[Component data from apps and pages]
┄┄┄┄┄┄┄┄┄┄┄┄┄┄┄┄┄┄┄┄

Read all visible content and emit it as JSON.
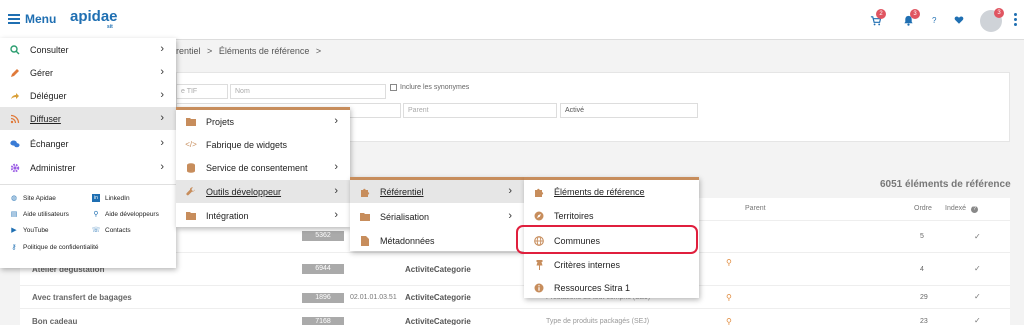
{
  "header": {
    "menu_label": "Menu",
    "logo_text": "apidae",
    "logo_sub": "sit",
    "cart_badge": "2",
    "bell_badge": "3",
    "help_icon": "?",
    "avatar_badge": "3"
  },
  "page": {
    "breadcrumb_a": "rentiel",
    "breadcrumb_sep": ">",
    "breadcrumb_b": "Éléments de référence",
    "breadcrumb_end": ">",
    "filter_code_placeholder": "e TIF",
    "filter_name_placeholder": "Nom",
    "include_synonyms": "Inclure les synonymes",
    "parent_placeholder": "Parent",
    "status_value": "Activé",
    "count_text": "6051 éléments de référence",
    "col_parent": "Parent",
    "col_ordre": "Ordre",
    "col_indexe": "Indexé",
    "rows": [
      {
        "name": "",
        "id": "5362",
        "code": "",
        "type": "",
        "parent": "",
        "ordre": "5"
      },
      {
        "name": "Atelier dégustation",
        "id": "6944",
        "code": "",
        "type": "ActiviteCategorie",
        "parent": "",
        "ordre": "4"
      },
      {
        "name": "Avec transfert de bagages",
        "id": "1896",
        "code": "02.01.01.03.51",
        "type": "ActiviteCategorie",
        "parent": "Prestations du tout compris (SEJ)",
        "ordre": "29"
      },
      {
        "name": "Bon cadeau",
        "id": "7168",
        "code": "",
        "type": "ActiviteCategorie",
        "parent": "Type de produits packagés (SEJ)",
        "ordre": "23"
      }
    ]
  },
  "menu_main": [
    {
      "label": "Consulter",
      "icon": "search-icon",
      "color": "#2a9d6f"
    },
    {
      "label": "Gérer",
      "icon": "pencil-icon",
      "color": "#e07a3a"
    },
    {
      "label": "Déléguer",
      "icon": "share-icon",
      "color": "#d9a03a"
    },
    {
      "label": "Diffuser",
      "icon": "rss-icon",
      "color": "#e07a3a"
    },
    {
      "label": "Échanger",
      "icon": "chat-icon",
      "color": "#3a7bd5"
    },
    {
      "label": "Administrer",
      "icon": "gear-icon",
      "color": "#9b5de5"
    }
  ],
  "menu_links": [
    {
      "label": "Site Apidae",
      "icon": "globe-icon"
    },
    {
      "label": "LinkedIn",
      "icon": "linkedin-icon"
    },
    {
      "label": "Aide utilisateurs",
      "icon": "book-icon"
    },
    {
      "label": "Aide développeurs",
      "icon": "search-icon"
    },
    {
      "label": "YouTube",
      "icon": "youtube-icon"
    },
    {
      "label": "Contacts",
      "icon": "phone-icon"
    },
    {
      "label": "Politique de confidentialité",
      "icon": "key-icon"
    }
  ],
  "menu_diffuser": [
    {
      "label": "Projets",
      "icon": "folder-icon"
    },
    {
      "label": "Fabrique de widgets",
      "icon": "code-icon"
    },
    {
      "label": "Service de consentement",
      "icon": "database-icon"
    },
    {
      "label": "Outils développeur",
      "icon": "wrench-icon"
    },
    {
      "label": "Intégration",
      "icon": "folder-icon"
    }
  ],
  "menu_outils": [
    {
      "label": "Référentiel",
      "icon": "puzzle-icon"
    },
    {
      "label": "Sérialisation",
      "icon": "folder-icon"
    },
    {
      "label": "Métadonnées",
      "icon": "file-icon"
    }
  ],
  "menu_referentiel": [
    {
      "label": "Éléments de référence",
      "icon": "puzzle-icon"
    },
    {
      "label": "Territoires",
      "icon": "compass-icon"
    },
    {
      "label": "Communes",
      "icon": "globe-icon"
    },
    {
      "label": "Critères internes",
      "icon": "pin-icon"
    },
    {
      "label": "Ressources Sitra 1",
      "icon": "info-icon"
    }
  ],
  "colors": {
    "accent_blue": "#1f6fb2",
    "menu_accent": "#c78d5c",
    "highlight_red": "#e01f3d",
    "badge_red": "#e05561"
  }
}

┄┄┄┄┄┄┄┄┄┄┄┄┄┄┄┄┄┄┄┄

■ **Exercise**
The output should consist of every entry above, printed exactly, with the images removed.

■ **Response area**
Read all visible content and emit it as JSON.
{
  "header": {
    "menu_label": "Menu",
    "logo_text": "apidae",
    "logo_sub": "sit",
    "cart_badge": "2",
    "bell_badge": "3",
    "help_icon": "?",
    "avatar_badge": "3"
  },
  "page": {
    "breadcrumb_a": "rentiel",
    "breadcrumb_sep": ">",
    "breadcrumb_b": "Éléments de référence",
    "breadcrumb_end": ">",
    "filter_code_placeholder": "e TIF",
    "filter_name_placeholder": "Nom",
    "include_synonyms": "Inclure les synonymes",
    "parent_placeholder": "Parent",
    "status_value": "Activé",
    "count_text": "6051 éléments de référence",
    "col_parent": "Parent",
    "col_ordre": "Ordre",
    "col_indexe": "Indexé",
    "rows": [
      {
        "name": "",
        "id": "5362",
        "code": "",
        "type": "",
        "parent": "",
        "ordre": "5"
      },
      {
        "name": "Atelier dégustation",
        "id": "6944",
        "code": "",
        "type": "ActiviteCategorie",
        "parent": "",
        "ordre": "4"
      },
      {
        "name": "Avec transfert de bagages",
        "id": "1896",
        "code": "02.01.01.03.51",
        "type": "ActiviteCategorie",
        "parent": "Prestations du tout compris (SEJ)",
        "ordre": "29"
      },
      {
        "name": "Bon cadeau",
        "id": "7168",
        "code": "",
        "type": "ActiviteCategorie",
        "parent": "Type de produits packagés (SEJ)",
        "ordre": "23"
      }
    ]
  },
  "menu_main": [
    {
      "label": "Consulter",
      "icon": "search-icon",
      "color": "#2a9d6f"
    },
    {
      "label": "Gérer",
      "icon": "pencil-icon",
      "color": "#e07a3a"
    },
    {
      "label": "Déléguer",
      "icon": "share-icon",
      "color": "#d9a03a"
    },
    {
      "label": "Diffuser",
      "icon": "rss-icon",
      "color": "#e07a3a"
    },
    {
      "label": "Échanger",
      "icon": "chat-icon",
      "color": "#3a7bd5"
    },
    {
      "label": "Administrer",
      "icon": "gear-icon",
      "color": "#9b5de5"
    }
  ],
  "menu_links": [
    {
      "label": "Site Apidae",
      "icon": "globe-icon"
    },
    {
      "label": "LinkedIn",
      "icon": "linkedin-icon"
    },
    {
      "label": "Aide utilisateurs",
      "icon": "book-icon"
    },
    {
      "label": "Aide développeurs",
      "icon": "search-icon"
    },
    {
      "label": "YouTube",
      "icon": "youtube-icon"
    },
    {
      "label": "Contacts",
      "icon": "phone-icon"
    },
    {
      "label": "Politique de confidentialité",
      "icon": "key-icon"
    }
  ],
  "menu_diffuser": [
    {
      "label": "Projets",
      "icon": "folder-icon"
    },
    {
      "label": "Fabrique de widgets",
      "icon": "code-icon"
    },
    {
      "label": "Service de consentement",
      "icon": "database-icon"
    },
    {
      "label": "Outils développeur",
      "icon": "wrench-icon"
    },
    {
      "label": "Intégration",
      "icon": "folder-icon"
    }
  ],
  "menu_outils": [
    {
      "label": "Référentiel",
      "icon": "puzzle-icon"
    },
    {
      "label": "Sérialisation",
      "icon": "folder-icon"
    },
    {
      "label": "Métadonnées",
      "icon": "file-icon"
    }
  ],
  "menu_referentiel": [
    {
      "label": "Éléments de référence",
      "icon": "puzzle-icon"
    },
    {
      "label": "Territoires",
      "icon": "compass-icon"
    },
    {
      "label": "Communes",
      "icon": "globe-icon"
    },
    {
      "label": "Critères internes",
      "icon": "pin-icon"
    },
    {
      "label": "Ressources Sitra 1",
      "icon": "info-icon"
    }
  ],
  "colors": {
    "accent_blue": "#1f6fb2",
    "menu_accent": "#c78d5c",
    "highlight_red": "#e01f3d",
    "badge_red": "#e05561"
  }
}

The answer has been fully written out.